SUPPLIED RECORDS START

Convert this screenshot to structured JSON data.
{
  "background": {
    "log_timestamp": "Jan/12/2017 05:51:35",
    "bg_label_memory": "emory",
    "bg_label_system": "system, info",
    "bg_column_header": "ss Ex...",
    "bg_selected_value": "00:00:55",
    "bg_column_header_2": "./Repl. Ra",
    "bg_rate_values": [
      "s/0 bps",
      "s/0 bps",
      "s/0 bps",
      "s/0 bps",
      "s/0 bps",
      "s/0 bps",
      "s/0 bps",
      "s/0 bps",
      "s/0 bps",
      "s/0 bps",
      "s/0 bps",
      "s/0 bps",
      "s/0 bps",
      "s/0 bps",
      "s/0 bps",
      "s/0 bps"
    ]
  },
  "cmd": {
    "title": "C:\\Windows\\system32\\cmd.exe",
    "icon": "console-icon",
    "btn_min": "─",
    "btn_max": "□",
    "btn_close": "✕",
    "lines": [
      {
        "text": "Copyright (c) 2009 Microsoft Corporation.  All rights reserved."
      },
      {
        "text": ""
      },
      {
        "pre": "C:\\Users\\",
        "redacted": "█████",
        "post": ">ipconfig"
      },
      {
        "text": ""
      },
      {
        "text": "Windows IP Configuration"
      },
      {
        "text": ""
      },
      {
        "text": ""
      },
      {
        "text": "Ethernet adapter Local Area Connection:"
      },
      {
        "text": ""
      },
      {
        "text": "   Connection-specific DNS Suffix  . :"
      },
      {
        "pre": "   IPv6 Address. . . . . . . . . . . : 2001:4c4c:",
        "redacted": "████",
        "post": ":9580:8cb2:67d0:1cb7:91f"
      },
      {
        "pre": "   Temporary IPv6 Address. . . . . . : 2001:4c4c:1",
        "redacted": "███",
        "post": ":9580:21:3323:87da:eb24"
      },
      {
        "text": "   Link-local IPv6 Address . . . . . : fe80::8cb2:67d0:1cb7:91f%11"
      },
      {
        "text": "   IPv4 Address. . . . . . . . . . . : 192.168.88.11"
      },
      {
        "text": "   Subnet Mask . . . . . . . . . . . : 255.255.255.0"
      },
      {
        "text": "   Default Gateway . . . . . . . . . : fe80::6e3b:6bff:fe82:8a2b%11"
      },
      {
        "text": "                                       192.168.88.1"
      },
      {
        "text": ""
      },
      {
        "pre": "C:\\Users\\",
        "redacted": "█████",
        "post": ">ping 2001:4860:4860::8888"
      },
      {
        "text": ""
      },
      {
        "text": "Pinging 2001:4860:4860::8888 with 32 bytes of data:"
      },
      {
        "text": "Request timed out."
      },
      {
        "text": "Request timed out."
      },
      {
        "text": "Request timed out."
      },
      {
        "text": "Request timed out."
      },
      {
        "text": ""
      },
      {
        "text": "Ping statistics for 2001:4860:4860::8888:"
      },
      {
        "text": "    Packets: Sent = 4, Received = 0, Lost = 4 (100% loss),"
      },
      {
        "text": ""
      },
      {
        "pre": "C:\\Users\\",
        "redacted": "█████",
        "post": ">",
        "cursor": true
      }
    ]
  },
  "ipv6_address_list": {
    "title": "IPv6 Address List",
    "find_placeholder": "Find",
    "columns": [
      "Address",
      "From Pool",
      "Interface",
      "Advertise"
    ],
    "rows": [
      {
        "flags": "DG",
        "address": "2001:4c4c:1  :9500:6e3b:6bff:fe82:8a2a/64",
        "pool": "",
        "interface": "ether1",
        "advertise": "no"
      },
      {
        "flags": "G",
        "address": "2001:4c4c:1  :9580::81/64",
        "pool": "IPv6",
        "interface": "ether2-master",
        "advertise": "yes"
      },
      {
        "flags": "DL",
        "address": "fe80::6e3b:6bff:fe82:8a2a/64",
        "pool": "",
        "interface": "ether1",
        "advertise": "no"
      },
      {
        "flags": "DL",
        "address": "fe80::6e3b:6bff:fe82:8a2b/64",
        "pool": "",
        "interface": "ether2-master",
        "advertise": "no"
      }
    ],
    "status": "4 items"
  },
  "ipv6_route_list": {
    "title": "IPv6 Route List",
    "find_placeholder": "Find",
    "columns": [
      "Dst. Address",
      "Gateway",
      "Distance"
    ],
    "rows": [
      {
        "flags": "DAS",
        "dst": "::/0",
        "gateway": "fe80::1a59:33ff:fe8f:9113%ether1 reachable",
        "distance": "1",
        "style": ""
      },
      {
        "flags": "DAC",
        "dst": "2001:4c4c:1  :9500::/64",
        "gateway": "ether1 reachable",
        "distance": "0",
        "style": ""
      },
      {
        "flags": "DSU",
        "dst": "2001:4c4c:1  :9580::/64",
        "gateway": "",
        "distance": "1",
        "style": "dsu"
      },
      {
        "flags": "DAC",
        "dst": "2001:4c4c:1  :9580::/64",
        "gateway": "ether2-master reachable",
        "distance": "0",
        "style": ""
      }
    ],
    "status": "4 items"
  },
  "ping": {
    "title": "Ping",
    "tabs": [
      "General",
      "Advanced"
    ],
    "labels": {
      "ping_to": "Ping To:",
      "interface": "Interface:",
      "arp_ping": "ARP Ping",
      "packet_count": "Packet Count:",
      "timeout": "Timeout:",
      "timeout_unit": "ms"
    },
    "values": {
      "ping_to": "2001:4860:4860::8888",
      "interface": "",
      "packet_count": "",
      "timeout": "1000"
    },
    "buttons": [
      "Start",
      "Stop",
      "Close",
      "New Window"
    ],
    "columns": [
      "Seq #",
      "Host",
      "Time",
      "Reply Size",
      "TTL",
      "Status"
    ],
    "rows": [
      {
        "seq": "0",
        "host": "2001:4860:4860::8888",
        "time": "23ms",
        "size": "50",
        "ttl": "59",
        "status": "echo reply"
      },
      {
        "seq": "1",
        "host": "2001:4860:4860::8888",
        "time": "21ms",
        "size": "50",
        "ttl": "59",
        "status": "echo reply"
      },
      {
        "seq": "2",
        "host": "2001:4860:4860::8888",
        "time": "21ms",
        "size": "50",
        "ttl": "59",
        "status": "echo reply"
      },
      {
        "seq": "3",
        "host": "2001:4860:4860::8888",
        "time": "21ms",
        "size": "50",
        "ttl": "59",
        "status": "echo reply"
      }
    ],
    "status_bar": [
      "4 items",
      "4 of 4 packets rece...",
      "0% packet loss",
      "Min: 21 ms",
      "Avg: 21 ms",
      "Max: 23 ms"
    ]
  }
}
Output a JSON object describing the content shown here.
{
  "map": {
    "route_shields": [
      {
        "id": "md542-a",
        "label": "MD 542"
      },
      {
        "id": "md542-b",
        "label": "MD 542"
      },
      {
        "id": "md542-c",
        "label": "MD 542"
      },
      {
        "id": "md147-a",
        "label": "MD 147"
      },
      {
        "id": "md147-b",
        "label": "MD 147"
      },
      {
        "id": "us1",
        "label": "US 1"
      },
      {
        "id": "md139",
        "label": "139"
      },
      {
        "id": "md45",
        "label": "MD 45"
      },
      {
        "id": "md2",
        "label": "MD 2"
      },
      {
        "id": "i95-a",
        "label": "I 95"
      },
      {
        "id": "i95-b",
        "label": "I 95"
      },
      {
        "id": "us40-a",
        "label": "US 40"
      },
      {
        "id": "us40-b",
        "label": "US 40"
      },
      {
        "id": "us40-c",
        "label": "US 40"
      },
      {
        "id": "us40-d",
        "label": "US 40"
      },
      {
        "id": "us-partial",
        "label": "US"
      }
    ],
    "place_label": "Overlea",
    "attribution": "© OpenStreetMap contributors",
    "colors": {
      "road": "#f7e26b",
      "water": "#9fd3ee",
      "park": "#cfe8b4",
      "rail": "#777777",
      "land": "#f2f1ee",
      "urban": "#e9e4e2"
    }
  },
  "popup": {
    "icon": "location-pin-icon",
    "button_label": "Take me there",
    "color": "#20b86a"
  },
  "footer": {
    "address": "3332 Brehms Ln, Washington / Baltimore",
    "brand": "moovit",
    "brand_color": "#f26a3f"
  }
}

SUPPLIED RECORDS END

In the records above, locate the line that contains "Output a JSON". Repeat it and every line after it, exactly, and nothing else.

Output a JSON object describing the content shown here.
{
  "map": {
    "route_shields": [
      {
        "id": "md542-a",
        "label": "MD 542"
      },
      {
        "id": "md542-b",
        "label": "MD 542"
      },
      {
        "id": "md542-c",
        "label": "MD 542"
      },
      {
        "id": "md147-a",
        "label": "MD 147"
      },
      {
        "id": "md147-b",
        "label": "MD 147"
      },
      {
        "id": "us1",
        "label": "US 1"
      },
      {
        "id": "md139",
        "label": "139"
      },
      {
        "id": "md45",
        "label": "MD 45"
      },
      {
        "id": "md2",
        "label": "MD 2"
      },
      {
        "id": "i95-a",
        "label": "I 95"
      },
      {
        "id": "i95-b",
        "label": "I 95"
      },
      {
        "id": "us40-a",
        "label": "US 40"
      },
      {
        "id": "us40-b",
        "label": "US 40"
      },
      {
        "id": "us40-c",
        "label": "US 40"
      },
      {
        "id": "us40-d",
        "label": "US 40"
      },
      {
        "id": "us-partial",
        "label": "US"
      }
    ],
    "place_label": "Overlea",
    "attribution": "© OpenStreetMap contributors",
    "colors": {
      "road": "#f7e26b",
      "water": "#9fd3ee",
      "park": "#cfe8b4",
      "rail": "#777777",
      "land": "#f2f1ee",
      "urban": "#e9e4e2"
    }
  },
  "popup": {
    "icon": "location-pin-icon",
    "button_label": "Take me there",
    "color": "#20b86a"
  },
  "footer": {
    "address": "3332 Brehms Ln, Washington / Baltimore",
    "brand": "moovit",
    "brand_color": "#f26a3f"
  }
}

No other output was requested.